Charging to enter any given zone isn’t an answer in itself: pollution is pollution whether it’s paid for or not. In this instance, ‘nudging’ a few hybrids to remain outside the CC zone might improve traffic flow (it is a congestion charge, after all) and help trim overall emissions, but does it won’t significantly address the health and environmental issues now being raised.
My suspicion is that the chief culprits aren’t those pesky hybrids (typically Prius Uber taxis) whistling by on battery mode. Instead, it’s all those diesels.
But tackling their emissions is already proving contentious. The new ULEZ charges will hit owners of pre-2016 (i.e. not necessarily ancient smokers) diesel commercial vehicles hard, especially those forced to enter the city daily for work. Spurred on by push-back on the economic impact of these charges, the Mayor of London has launched a van scrappage scheme aimed at micro-businesses. However replacements, especially electric ones, remain rare and expensive.
So, is using taxpayer money to remove a handful of Transits an effective means of slashing emissions? Perhaps not, given that the major polluters remain the big commercial users, chiefly buses, lorries and taxis. Failure to prioritise these risks punishing certain groups whilst not tackling the main issues.

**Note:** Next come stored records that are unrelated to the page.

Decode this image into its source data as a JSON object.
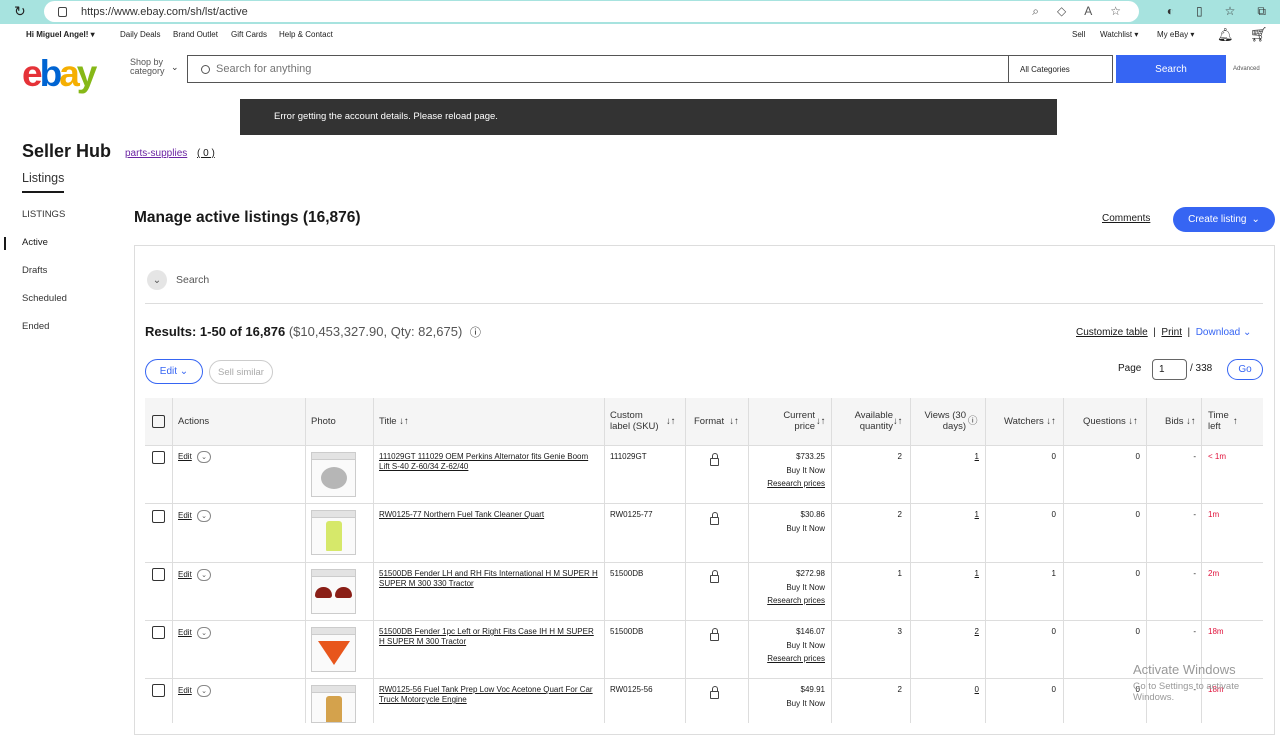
{
  "browser": {
    "url": "https://www.ebay.com/sh/lst/active"
  },
  "topnav": {
    "greeting": "Hi Miguel Angel!",
    "daily_deals": "Daily Deals",
    "brand_outlet": "Brand Outlet",
    "gift_cards": "Gift Cards",
    "help": "Help & Contact",
    "sell": "Sell",
    "watchlist": "Watchlist",
    "my_ebay": "My eBay"
  },
  "header": {
    "logo_letters": [
      "e",
      "b",
      "a",
      "y"
    ],
    "shop_by_line1": "Shop by",
    "shop_by_line2": "category",
    "search_placeholder": "Search for anything",
    "category": "All Categories",
    "search_button": "Search",
    "advanced": "Advanced"
  },
  "banner": {
    "error": "Error getting the account details. Please reload page."
  },
  "hub": {
    "title": "Seller Hub",
    "store_link": "parts-supplies",
    "store_count": "( 0 )",
    "tab": "Listings"
  },
  "sidebar": {
    "heading": "LISTINGS",
    "items": [
      "Active",
      "Drafts",
      "Scheduled",
      "Ended"
    ]
  },
  "main": {
    "heading": "Manage active listings (16,876)",
    "comments": "Comments",
    "create_listing": "Create listing",
    "search_label": "Search",
    "results_main": "Results: 1-50 of 16,876",
    "results_sub": "($10,453,327.90, Qty: 82,675)",
    "customize": "Customize table",
    "print": "Print",
    "download": "Download",
    "edit": "Edit",
    "sell_similar": "Sell similar",
    "page_label": "Page",
    "page_value": "1",
    "page_total": "/ 338",
    "go": "Go"
  },
  "table": {
    "headers": {
      "actions": "Actions",
      "photo": "Photo",
      "title": "Title",
      "sku_1": "Custom",
      "sku_2": "label (SKU)",
      "format": "Format",
      "price_1": "Current",
      "price_2": "price",
      "qty_1": "Available",
      "qty_2": "quantity",
      "views_1": "Views (30",
      "views_2": "days)",
      "watchers": "Watchers",
      "questions": "Questions",
      "bids": "Bids",
      "time_1": "Time",
      "time_2": "left"
    },
    "rows": [
      {
        "edit": "Edit",
        "title": "111029GT 111029 OEM Perkins Alternator fits Genie Boom Lift S-40 Z-60/34 Z-62/40",
        "sku": "111029GT",
        "price": "$733.25",
        "buy": "Buy It Now",
        "research": "Research prices",
        "qty": "2",
        "views": "1",
        "watchers": "0",
        "questions": "0",
        "bids": "-",
        "time_left": "< 1m"
      },
      {
        "edit": "Edit",
        "title": "RW0125-77 Northern Fuel Tank Cleaner Quart",
        "sku": "RW0125-77",
        "price": "$30.86",
        "buy": "Buy It Now",
        "research": "",
        "qty": "2",
        "views": "1",
        "watchers": "0",
        "questions": "0",
        "bids": "-",
        "time_left": "1m"
      },
      {
        "edit": "Edit",
        "title": "51500DB Fender LH and RH Fits International H M SUPER H SUPER M 300 330 Tractor",
        "sku": "51500DB",
        "price": "$272.98",
        "buy": "Buy It Now",
        "research": "Research prices",
        "qty": "1",
        "views": "1",
        "watchers": "1",
        "questions": "0",
        "bids": "-",
        "time_left": "2m"
      },
      {
        "edit": "Edit",
        "title": "51500DB Fender 1pc Left or Right Fits Case IH H M SUPER H SUPER M 300 Tractor",
        "sku": "51500DB",
        "price": "$146.07",
        "buy": "Buy It Now",
        "research": "Research prices",
        "qty": "3",
        "views": "2",
        "watchers": "0",
        "questions": "0",
        "bids": "-",
        "time_left": "18m"
      },
      {
        "edit": "Edit",
        "title": "RW0125-56 Fuel Tank Prep Low Voc Acetone Quart For Car Truck Motorcycle Engine",
        "sku": "RW0125-56",
        "price": "$49.91",
        "buy": "Buy It Now",
        "research": "",
        "qty": "2",
        "views": "0",
        "watchers": "0",
        "questions": "0",
        "bids": "-",
        "time_left": "18m"
      }
    ]
  },
  "watermark": {
    "line1": "Activate Windows",
    "line2": "Go to Settings to activate Windows."
  }
}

As described in another ConHome piece of mine, with fully-electric alternatives not yet established for vehicles of this size, a potential solution might be to prioritise the switchover of these large diesels to hydrogen.
Fuel-cell transportation is still at an early stage of development but progress is being made – the Japanese are embracing the hydrogen economy whilst the UK will see its first hydrogen trains in 2022. And at the exhibition hall at the party conference in Birmingham, it was encouraging to hear Royal Mail’s plans for its extensive fleet.
What of the wider implications?
Last week’s sad news of lay-offs at Jaguar Land-Rover (JLR) was met by a range of theories. Those opposing Brexit saw it as a sign of things to come. Others noted that key factors (Chinese market downturn, low-cost Slovakian labour) exist irrespective of whether (or how) we quit the EU. And whilst other UK-based manufacturers, such as Nissan, continue to invest in small, low-emissions vehicles, JLR may reflect that they were slow to move on. With UK emissions regulations in a flux, many buyers are now avoiding their big diesels.
But the long-term threat to established car manufacturers is driverless technology. If you can summon up a vehicle at any time via a ‘phone app, why bother buying a depreciating lump of metal to sit idle on your driveway for 99 per cent of the time? Little wonder that it’s Google and Uber who are shaping the future of personal transportation.
(Incidentally, my first experience of one was the prototype outside the party conference. As it glided off silently, a woman on her mobile dashed across the road right in front of it; the brakes came on instantly and disaster was averted. Many worry about the safety of autonomous vehicles but they’ll probably soon be better drivers than us.)
Urban air quality looks set to rocket up the agenda: the 2011 death of schoolgirl Ella Kissi-Debrah may be subject to a fresh inquest, with elevated pollution levels on the nearby South Circular Road now cited as a factor. But politicians legislating in this area need to remember they’re largely tidying up their own mess. Such was the drive to reduce the nation’s CO2 footprint, they encouraged diesel usage. Yet, in doing so, they seemingly dis-regarded the impact on urban emissions (and public health) of elevated soot and nitrous oxide (NOx) levels.
With a Conservative Government, a Labour mayor in City Hall, and an SNP administration in Holyrood, it would be optimistic to expect perfect alignment but let’s hope for a slightly more joined-up approach in future.
We have international examples to follow: California has been setting tougher vehicle emission standards than the federal government since the 1960s; today, almost twenty other US states now use its world-leading regulations.
Cities and devolved administrations may well have their own priorities but if they continuously chop and change their regulations, consumers get confused and industry pays the price.